Passport photos track the descent of man. My latest travel document proves the point and replaced the older version as it had only a few months left before the expiry date.

I had reached the stage where airport security were spending an increasing amount of time looking back and forth from my face to the passport. It was definitely time for a change.

So for the past three months I have been a 'stateless' person. My old passport was transported to Wellington in the diplomatic bag along with my documentation for the replacement.

Being captive in Singapore for the duration has been no hard task as I would not have wanted to venture through Changi during the height of the recent APEC gathering.

There has been a steady parade of dignitaries visiting Singapore this past month; President Obama and the Chinese Premier Hu amongst them. By all accounts the meeting appears to have been a great success, with the possible exception of two South American countries whose home-grown spying spat saw them depart early.

I digress.

My new passport arrived yesterday resplendent with embedded chip in the back section. The somewhat chunky appearance of this embedded technology belies its sophistication, although nowhere in the accompanying pamphlet does it explain what exactly this chip does?

For all I know, my every waking moment could be being tracked by some minor official in the New Zealand capital, via satellite. This is not as far fetched as one might think as a whole industry has sprung up around microchips and tracking.

Parents in the UK now have the ability to use a tracking service which maps the movements of their children, through the location of their mobile phone, as can be seen in this promotional video.

The only drawback to this 'intelligent' passport is that the chip section is easily damaged so you would not want to have in in your back pocket in the middle of a Singaporean deluge; such as that which submerged sections of Bukit Timah last week.

Half a month's rain fell in an afternoon and the canal overflowed causing major flooding; a 50 year event according to the Minister for the Environment and Water Resources Yaacob Ibrahim.

Some bloggers are blaming a "third world standard of drainage system" but this criticism is unfair. Forty or fifty years ago such street flooding was commonplace, with the local children rushing out to 'net' fish, crabs and vegetables that had floated away from the nearby wet market stalls.

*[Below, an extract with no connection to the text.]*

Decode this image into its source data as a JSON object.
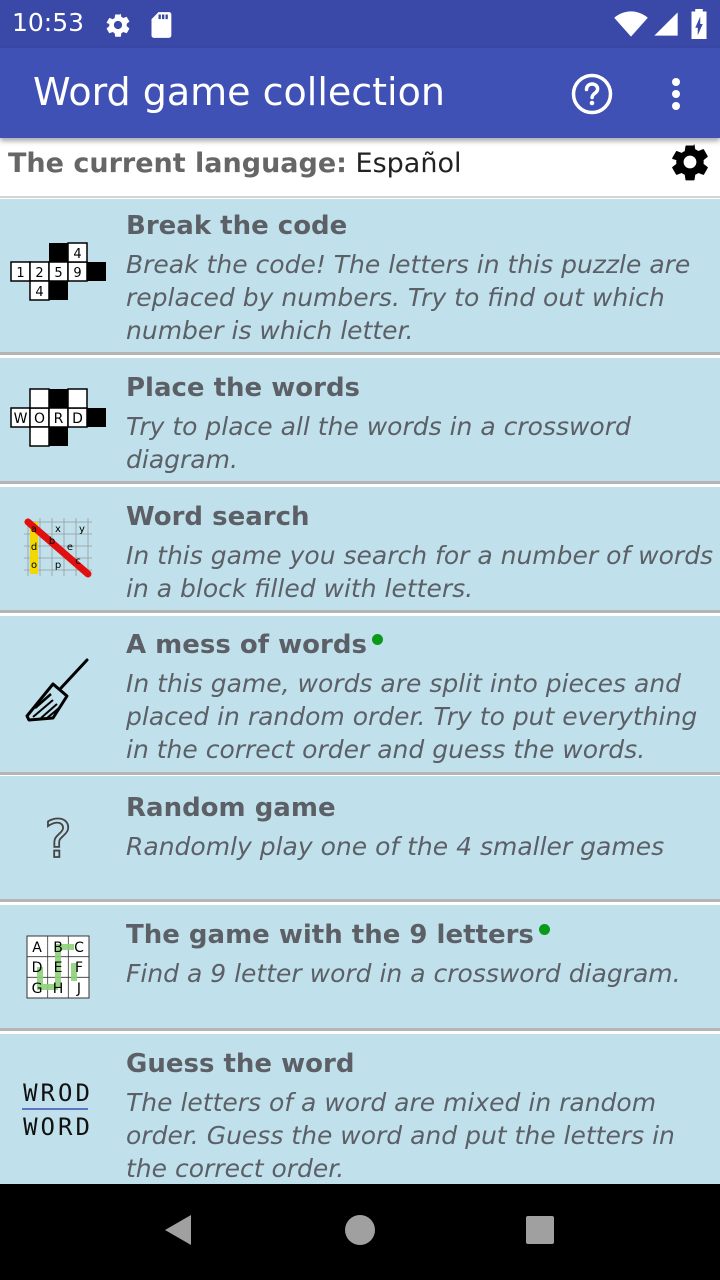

This time around there were some washed out prestige vehicles but few if any fish were caught.